WHAT TO WORK ON:
Copy every line in the listing that contains "arrow".

RECORDS TO PROCESS:
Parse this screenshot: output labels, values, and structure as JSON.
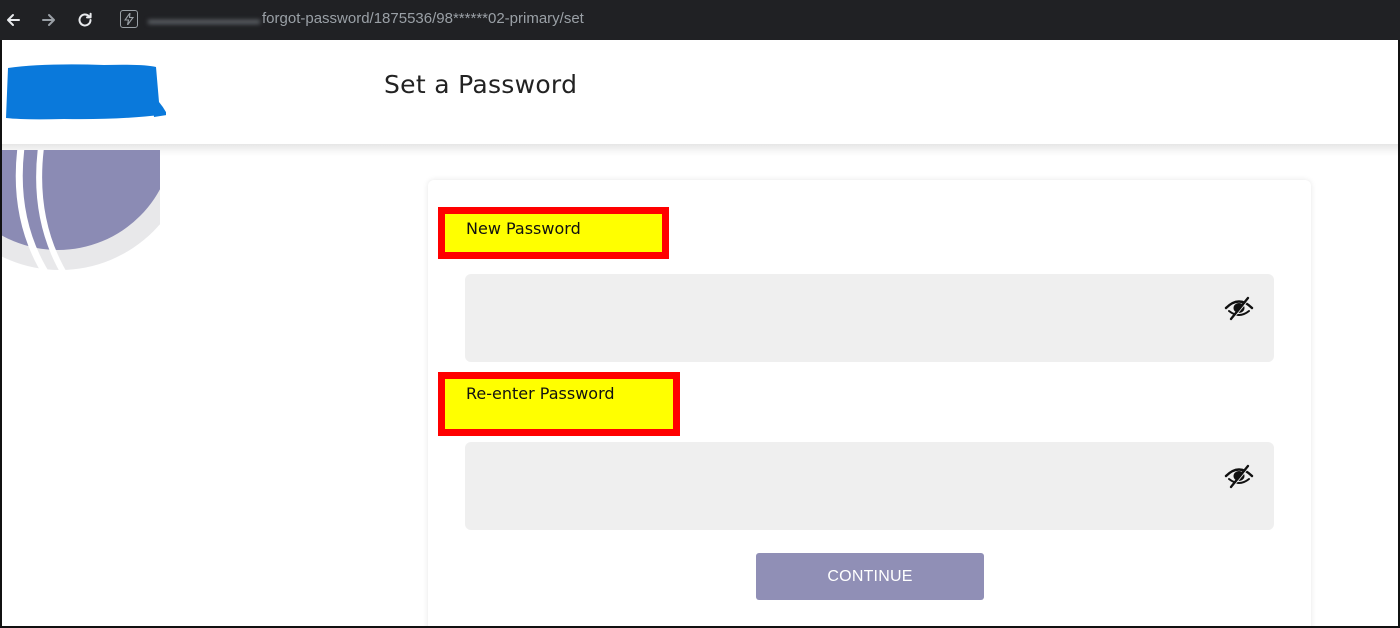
{
  "browser": {
    "back_icon": "back-arrow-icon",
    "forward_icon": "forward-arrow-icon",
    "reload_icon": "reload-icon",
    "site_icon": "site-info-icon",
    "url_path": "forgot-password/1875536/98******02-primary/set"
  },
  "header": {
    "title": "Set a Password"
  },
  "form": {
    "new_password_label": "New Password",
    "reenter_password_label": "Re-enter Password",
    "new_password_value": "",
    "reenter_password_value": "",
    "visibility_icon": "eye-slash-icon",
    "continue_label": "CONTINUE"
  },
  "colors": {
    "browser_bar": "#202124",
    "logo_redaction": "#0a79db",
    "decoration_circle": "#8b8bb4",
    "field_background": "#efefef",
    "button_background": "#908fb6",
    "annotation_border": "#ff0000",
    "annotation_fill": "#ffff00"
  }
}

ANSWER BELOW:
    "back_icon": "back-arrow-icon",
    "forward_icon": "forward-arrow-icon",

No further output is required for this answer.